This year may be the Chinese "Year of the Rooster," but in France, 1981 is definitely the "year of the leg." The comeback of the real mini and soaring sales of city shorts in the spring and summer ready-to-wear collections presented here last October are positive proof that perceptive French designers anticipate what professional buyers, and subsequently the public, are waiting for.
Minis have already been out on the streets this winter. Thigh-length knitted tubes worn with heavy textured woolen tights, low booties, and chunky fake fur jackets emerged as a veritable signature look of the season. Come spring, and it always does seem to roll around after seemingly endless cold gray winters, legs will reemerge on the fashion scene, even if it's just a question of chopping a few inches off an old skirt to skim the knees in a fanciful game of hide and seek.
But minis are certainly not an absolute dictate as they were back in the 1960 s, though skirt lengths are unquestionably on the rise. Girls who never wore minis and micros the first time around 20 years ago are having their inning.
"Mother," however, who did get into the full-fledged act two decades ago, may not go all out for the same thing again, remembering the Courreges craze that bared the knobby knee and fatted calf of one and all (and "all' unfortunately often included too many matrons whose age was a big question mark).
But regardless of generation gaps and age groups the shorter hemline, which has gradually been gaining ground (or altitude, rather) for the past two years, appears timely and right this season. It is a new look, a new approach, a younger silhouette providing the overall proportions are right -- a quick "let- up" that is no further than one's own sewing box or the local seamstress.
Today's teen-agers and the generation under 40 are baring their knees as joyfully as the "girls" of the early '60s. But the mini no longer has the revolutionary concept which two internationally renowned designers on different sides of the English Channel simultaneously claimed credit for launching. in France, Andre Courreges was quoted as saying: "I was the man who invented the mini. Mary Quant only commercialized the idea." From london, Mary Quant replied: "That's how the French are. I don't mind but that's not how I remember it."
Bermudas and short culottes are out to rival the mini this spring with the same show of legs on parade in everyday life. Shorts are worn over sheer tights (and dark ones tend to slim the legs) with walking shoes for daytime and high-heeled pumps or sandals are dark.
These are all totally contemporary, nonshock looks in 1981. But imagine the original commotion back in the '60s when Andre Courreges and Yves Saint Laurent made shorts and pantsuits, until then strictly confined to active or spectator sportswear, a veritable way of life.
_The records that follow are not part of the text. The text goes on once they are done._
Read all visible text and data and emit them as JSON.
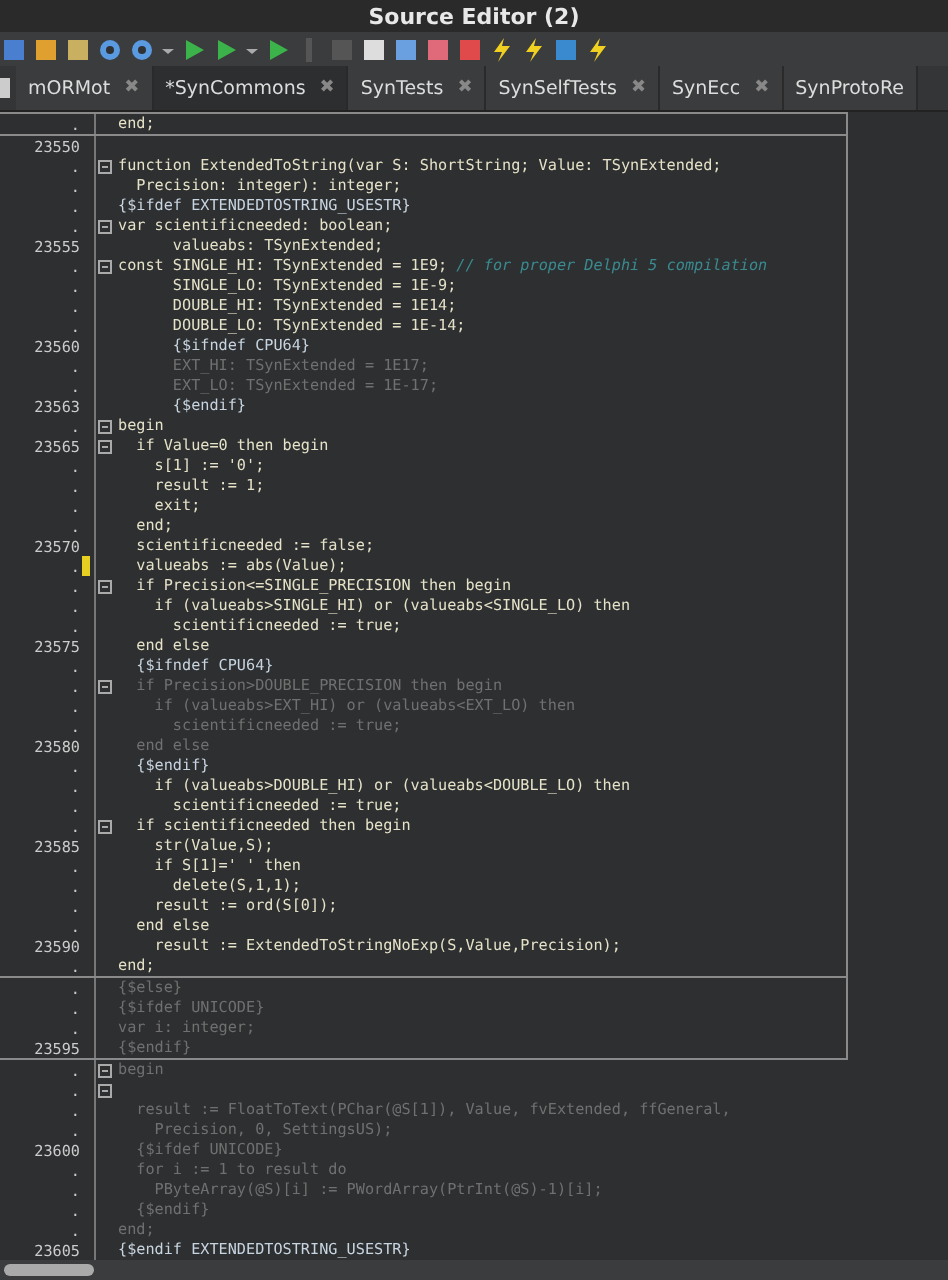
{
  "window": {
    "title": "Source Editor (2)"
  },
  "tabs": [
    {
      "label": "mORMot",
      "selected": false,
      "closable": true
    },
    {
      "label": "*SynCommons",
      "selected": true,
      "closable": true
    },
    {
      "label": "SynTests",
      "selected": false,
      "closable": true
    },
    {
      "label": "SynSelfTests",
      "selected": false,
      "closable": true
    },
    {
      "label": "SynEcc",
      "selected": false,
      "closable": true
    },
    {
      "label": "SynProtoRe",
      "selected": false,
      "closable": false
    }
  ],
  "tab_close_glyph": "✖",
  "blocks": [
    {
      "framed": true,
      "lines": [
        {
          "number": ".",
          "kind": "code",
          "text": "end;",
          "fold": false
        }
      ]
    },
    {
      "framed": true,
      "lines": [
        {
          "number": "23550",
          "fold": false
        },
        {
          "number": ".",
          "kind": "code",
          "text": "function ExtendedToString(var S: ShortString; Value: TSynExtended;",
          "fold": true
        },
        {
          "number": ".",
          "kind": "code",
          "text": "  Precision: integer): integer;",
          "fold": false
        },
        {
          "number": ".",
          "kind": "directive",
          "text": "{$ifdef EXTENDEDTOSTRING_USESTR}",
          "fold": false
        },
        {
          "number": ".",
          "kind": "code",
          "text": "var scientificneeded: boolean;",
          "fold": true
        },
        {
          "number": "23555",
          "kind": "code",
          "text": "      valueabs: TSynExtended;",
          "fold": false
        },
        {
          "number": ".",
          "kind": "code",
          "text": "const SINGLE_HI: TSynExtended = 1E9; ",
          "comment": "// for proper Delphi 5 compilation",
          "fold": true
        },
        {
          "number": ".",
          "kind": "code",
          "text": "      SINGLE_LO: TSynExtended = 1E-9;",
          "fold": false
        },
        {
          "number": ".",
          "kind": "code",
          "text": "      DOUBLE_HI: TSynExtended = 1E14;",
          "fold": false
        },
        {
          "number": ".",
          "kind": "code",
          "text": "      DOUBLE_LO: TSynExtended = 1E-14;",
          "fold": false
        },
        {
          "number": "23560",
          "kind": "directive",
          "text": "      {$ifndef CPU64}",
          "fold": false
        },
        {
          "number": ".",
          "kind": "inactive",
          "text": "      EXT_HI: TSynExtended = 1E17;",
          "fold": false
        },
        {
          "number": ".",
          "kind": "inactive",
          "text": "      EXT_LO: TSynExtended = 1E-17;",
          "fold": false
        },
        {
          "number": "23563",
          "kind": "directive",
          "text": "      {$endif}",
          "fold": false
        },
        {
          "number": ".",
          "kind": "code",
          "text": "begin",
          "fold": true
        },
        {
          "number": "23565",
          "kind": "code",
          "text": "  if Value=0 then begin",
          "fold": true
        },
        {
          "number": ".",
          "kind": "code",
          "text": "    s[1] := '0';",
          "fold": false
        },
        {
          "number": ".",
          "kind": "code",
          "text": "    result := 1;",
          "fold": false
        },
        {
          "number": ".",
          "kind": "code",
          "text": "    exit;",
          "fold": false
        },
        {
          "number": ".",
          "kind": "code",
          "text": "  end;",
          "fold": false
        },
        {
          "number": "23570",
          "kind": "code",
          "text": "  scientificneeded := false;",
          "fold": false
        },
        {
          "number": ".",
          "kind": "code",
          "text": "  valueabs := abs(Value);",
          "fold": false,
          "modified": true
        },
        {
          "number": ".",
          "kind": "code",
          "text": "  if Precision<=SINGLE_PRECISION then begin",
          "fold": true
        },
        {
          "number": ".",
          "kind": "code",
          "text": "    if (valueabs>SINGLE_HI) or (valueabs<SINGLE_LO) then",
          "fold": false
        },
        {
          "number": ".",
          "kind": "code",
          "text": "      scientificneeded := true;",
          "fold": false
        },
        {
          "number": "23575",
          "kind": "code",
          "text": "  end else",
          "fold": false
        },
        {
          "number": ".",
          "kind": "directive",
          "text": "  {$ifndef CPU64}",
          "fold": false
        },
        {
          "number": ".",
          "kind": "inactive",
          "text": "  if Precision>DOUBLE_PRECISION then begin",
          "fold": true
        },
        {
          "number": ".",
          "kind": "inactive",
          "text": "    if (valueabs>EXT_HI) or (valueabs<EXT_LO) then",
          "fold": false
        },
        {
          "number": ".",
          "kind": "inactive",
          "text": "      scientificneeded := true;",
          "fold": false
        },
        {
          "number": "23580",
          "kind": "inactive",
          "text": "  end else",
          "fold": false
        },
        {
          "number": ".",
          "kind": "directive",
          "text": "  {$endif}",
          "fold": false
        },
        {
          "number": ".",
          "kind": "code",
          "text": "    if (valueabs>DOUBLE_HI) or (valueabs<DOUBLE_LO) then",
          "fold": false
        },
        {
          "number": ".",
          "kind": "code",
          "text": "      scientificneeded := true;",
          "fold": false
        },
        {
          "number": ".",
          "kind": "code",
          "text": "  if scientificneeded then begin",
          "fold": true
        },
        {
          "number": "23585",
          "kind": "code",
          "text": "    str(Value,S);",
          "fold": false
        },
        {
          "number": ".",
          "kind": "code",
          "text": "    if S[1]=' ' then",
          "fold": false
        },
        {
          "number": ".",
          "kind": "code",
          "text": "      delete(S,1,1);",
          "fold": false
        },
        {
          "number": ".",
          "kind": "code",
          "text": "    result := ord(S[0]);",
          "fold": false
        },
        {
          "number": ".",
          "kind": "code",
          "text": "  end else",
          "fold": false
        },
        {
          "number": "23590",
          "kind": "code",
          "text": "    result := ExtendedToStringNoExp(S,Value,Precision);",
          "fold": false
        },
        {
          "number": ".",
          "kind": "code",
          "text": "end;",
          "fold": false
        }
      ]
    },
    {
      "framed": true,
      "lines": [
        {
          "number": ".",
          "kind": "inactive",
          "text": "{$else}",
          "fold": false
        },
        {
          "number": ".",
          "kind": "inactive",
          "text": "{$ifdef UNICODE}",
          "fold": false
        },
        {
          "number": ".",
          "kind": "inactive",
          "text": "var i: integer;",
          "fold": false
        },
        {
          "number": "23595",
          "kind": "inactive",
          "text": "{$endif}",
          "fold": false
        }
      ]
    },
    {
      "framed": false,
      "lines": [
        {
          "number": ".",
          "kind": "inactive",
          "text": "begin",
          "fold": true
        },
        {
          "number": ".",
          "fold": true
        },
        {
          "number": ".",
          "kind": "inactive",
          "text": "  result := FloatToText(PChar(@S[1]), Value, fvExtended, ffGeneral,",
          "fold": false
        },
        {
          "number": ".",
          "kind": "inactive",
          "text": "    Precision, 0, SettingsUS);",
          "fold": false
        },
        {
          "number": "23600",
          "kind": "inactive",
          "text": "  {$ifdef UNICODE}",
          "fold": false
        },
        {
          "number": ".",
          "kind": "inactive",
          "text": "  for i := 1 to result do",
          "fold": false
        },
        {
          "number": ".",
          "kind": "inactive",
          "text": "    PByteArray(@S)[i] := PWordArray(PtrInt(@S)-1)[i];",
          "fold": false
        },
        {
          "number": ".",
          "kind": "inactive",
          "text": "  {$endif}",
          "fold": false
        },
        {
          "number": ".",
          "kind": "inactive",
          "text": "end;",
          "fold": false
        },
        {
          "number": "23605",
          "kind": "directive",
          "text": "{$endif EXTENDEDTOSTRING_USESTR}",
          "fold": false
        }
      ]
    }
  ]
}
Gradually they became acceptable in a brand new context, which was unbelievably daring at the time but which slowly and surely gained popular acceptance after the first startled headwaiters in the four-star hotels and restaurants turned away a few ultrachic avant-garde socialites garbed in pantsuits.
Today hardly anything shocks us. Nothing seems outrageous providing it is worn with some innate sense of discretion vis-a-vis time and place, providing it is worn with fun, flair, and one's own special panache.